-- Opening Marker --

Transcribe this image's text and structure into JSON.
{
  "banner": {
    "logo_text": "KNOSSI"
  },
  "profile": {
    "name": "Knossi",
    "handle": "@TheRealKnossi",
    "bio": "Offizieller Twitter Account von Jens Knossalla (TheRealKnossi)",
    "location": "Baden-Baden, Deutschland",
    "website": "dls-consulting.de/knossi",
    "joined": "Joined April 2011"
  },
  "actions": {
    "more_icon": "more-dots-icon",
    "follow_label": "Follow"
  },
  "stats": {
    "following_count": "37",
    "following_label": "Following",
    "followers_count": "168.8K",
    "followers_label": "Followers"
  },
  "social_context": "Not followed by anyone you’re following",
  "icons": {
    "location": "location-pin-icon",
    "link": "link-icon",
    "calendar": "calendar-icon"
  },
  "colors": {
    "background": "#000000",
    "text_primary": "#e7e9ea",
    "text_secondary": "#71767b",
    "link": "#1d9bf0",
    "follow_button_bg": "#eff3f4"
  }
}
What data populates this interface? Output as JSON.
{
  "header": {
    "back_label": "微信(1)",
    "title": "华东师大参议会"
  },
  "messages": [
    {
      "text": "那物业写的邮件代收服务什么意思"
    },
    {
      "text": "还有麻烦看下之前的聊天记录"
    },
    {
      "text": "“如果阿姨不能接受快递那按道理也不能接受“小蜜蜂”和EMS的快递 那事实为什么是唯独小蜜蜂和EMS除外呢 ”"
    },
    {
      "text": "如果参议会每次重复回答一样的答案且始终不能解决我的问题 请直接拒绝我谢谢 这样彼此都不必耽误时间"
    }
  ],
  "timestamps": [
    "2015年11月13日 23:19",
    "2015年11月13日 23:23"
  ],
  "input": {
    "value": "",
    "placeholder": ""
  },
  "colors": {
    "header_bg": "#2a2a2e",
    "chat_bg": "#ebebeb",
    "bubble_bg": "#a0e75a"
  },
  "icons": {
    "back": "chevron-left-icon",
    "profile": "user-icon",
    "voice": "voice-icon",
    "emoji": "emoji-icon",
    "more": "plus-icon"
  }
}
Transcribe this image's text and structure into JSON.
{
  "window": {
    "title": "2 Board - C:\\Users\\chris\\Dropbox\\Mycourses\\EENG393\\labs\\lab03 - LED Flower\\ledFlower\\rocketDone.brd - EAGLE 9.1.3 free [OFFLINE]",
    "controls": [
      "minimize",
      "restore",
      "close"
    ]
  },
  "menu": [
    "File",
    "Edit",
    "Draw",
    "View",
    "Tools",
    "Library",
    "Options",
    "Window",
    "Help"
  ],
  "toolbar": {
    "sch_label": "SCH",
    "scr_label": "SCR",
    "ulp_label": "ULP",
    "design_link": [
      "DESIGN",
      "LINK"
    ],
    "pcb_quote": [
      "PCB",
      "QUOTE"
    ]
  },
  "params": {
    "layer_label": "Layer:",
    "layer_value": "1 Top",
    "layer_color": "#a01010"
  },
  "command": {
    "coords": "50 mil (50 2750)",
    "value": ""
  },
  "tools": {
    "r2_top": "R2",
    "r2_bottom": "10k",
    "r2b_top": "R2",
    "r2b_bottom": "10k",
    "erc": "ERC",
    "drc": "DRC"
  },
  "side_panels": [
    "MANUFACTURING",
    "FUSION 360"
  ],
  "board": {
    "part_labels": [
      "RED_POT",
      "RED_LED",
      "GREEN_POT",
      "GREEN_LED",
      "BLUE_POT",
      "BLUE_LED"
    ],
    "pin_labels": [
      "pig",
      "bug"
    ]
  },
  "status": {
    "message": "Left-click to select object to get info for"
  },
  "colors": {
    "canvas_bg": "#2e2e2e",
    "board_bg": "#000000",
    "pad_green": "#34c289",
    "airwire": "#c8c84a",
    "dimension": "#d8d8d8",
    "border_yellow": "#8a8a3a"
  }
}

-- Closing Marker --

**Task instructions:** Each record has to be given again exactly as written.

**Task result:**
Transcribe this image's text and structure into JSON.
{
  "banner": {
    "logo_text": "KNOSSI"
  },
  "profile": {
    "name": "Knossi",
    "handle": "@TheRealKnossi",
    "bio": "Offizieller Twitter Account von Jens Knossalla (TheRealKnossi)",
    "location": "Baden-Baden, Deutschland",
    "website": "dls-consulting.de/knossi",
    "joined": "Joined April 2011"
  },
  "actions": {
    "more_icon": "more-dots-icon",
    "follow_label": "Follow"
  },
  "stats": {
    "following_count": "37",
    "following_label": "Following",
    "followers_count": "168.8K",
    "followers_label": "Followers"
  },
  "social_context": "Not followed by anyone you’re following",
  "icons": {
    "location": "location-pin-icon",
    "link": "link-icon",
    "calendar": "calendar-icon"
  },
  "colors": {
    "background": "#000000",
    "text_primary": "#e7e9ea",
    "text_secondary": "#71767b",
    "link": "#1d9bf0",
    "follow_button_bg": "#eff3f4"
  }
}
What data populates this interface? Output as JSON.
{
  "header": {
    "back_label": "微信(1)",
    "title": "华东师大参议会"
  },
  "messages": [
    {
      "text": "那物业写的邮件代收服务什么意思"
    },
    {
      "text": "还有麻烦看下之前的聊天记录"
    },
    {
      "text": "“如果阿姨不能接受快递那按道理也不能接受“小蜜蜂”和EMS的快递 那事实为什么是唯独小蜜蜂和EMS除外呢 ”"
    },
    {
      "text": "如果参议会每次重复回答一样的答案且始终不能解决我的问题 请直接拒绝我谢谢 这样彼此都不必耽误时间"
    }
  ],
  "timestamps": [
    "2015年11月13日 23:19",
    "2015年11月13日 23:23"
  ],
  "input": {
    "value": "",
    "placeholder": ""
  },
  "colors": {
    "header_bg": "#2a2a2e",
    "chat_bg": "#ebebeb",
    "bubble_bg": "#a0e75a"
  },
  "icons": {
    "back": "chevron-left-icon",
    "profile": "user-icon",
    "voice": "voice-icon",
    "emoji": "emoji-icon",
    "more": "plus-icon"
  }
}
Transcribe this image's text and structure into JSON.
{
  "window": {
    "title": "2 Board - C:\\Users\\chris\\Dropbox\\Mycourses\\EENG393\\labs\\lab03 - LED Flower\\ledFlower\\rocketDone.brd - EAGLE 9.1.3 free [OFFLINE]",
    "controls": [
      "minimize",
      "restore",
      "close"
    ]
  },
  "menu": [
    "File",
    "Edit",
    "Draw",
    "View",
    "Tools",
    "Library",
    "Options",
    "Window",
    "Help"
  ],
  "toolbar": {
    "sch_label": "SCH",
    "scr_label": "SCR",
    "ulp_label": "ULP",
    "design_link": [
      "DESIGN",
      "LINK"
    ],
    "pcb_quote": [
      "PCB",
      "QUOTE"
    ]
  },
  "params": {
    "layer_label": "Layer:",
    "layer_value": "1 Top",
    "layer_color": "#a01010"
  },
  "command": {
    "coords": "50 mil (50 2750)",
    "value": ""
  },
  "tools": {
    "r2_top": "R2",
    "r2_bottom": "10k",
    "r2b_top": "R2",
    "r2b_bottom": "10k",
    "erc": "ERC",
    "drc": "DRC"
  },
  "side_panels": [
    "MANUFACTURING",
    "FUSION 360"
  ],
  "board": {
    "part_labels": [
      "RED_POT",
      "RED_LED",
      "GREEN_POT",
      "GREEN_LED",
      "BLUE_POT",
      "BLUE_LED"
    ],
    "pin_labels": [
      "pig",
      "bug"
    ]
  },
  "status": {
    "message": "Left-click to select object to get info for"
  },
  "colors": {
    "canvas_bg": "#2e2e2e",
    "board_bg": "#000000",
    "pad_green": "#34c289",
    "airwire": "#c8c84a",
    "dimension": "#d8d8d8",
    "border_yellow": "#8a8a3a"
  }
}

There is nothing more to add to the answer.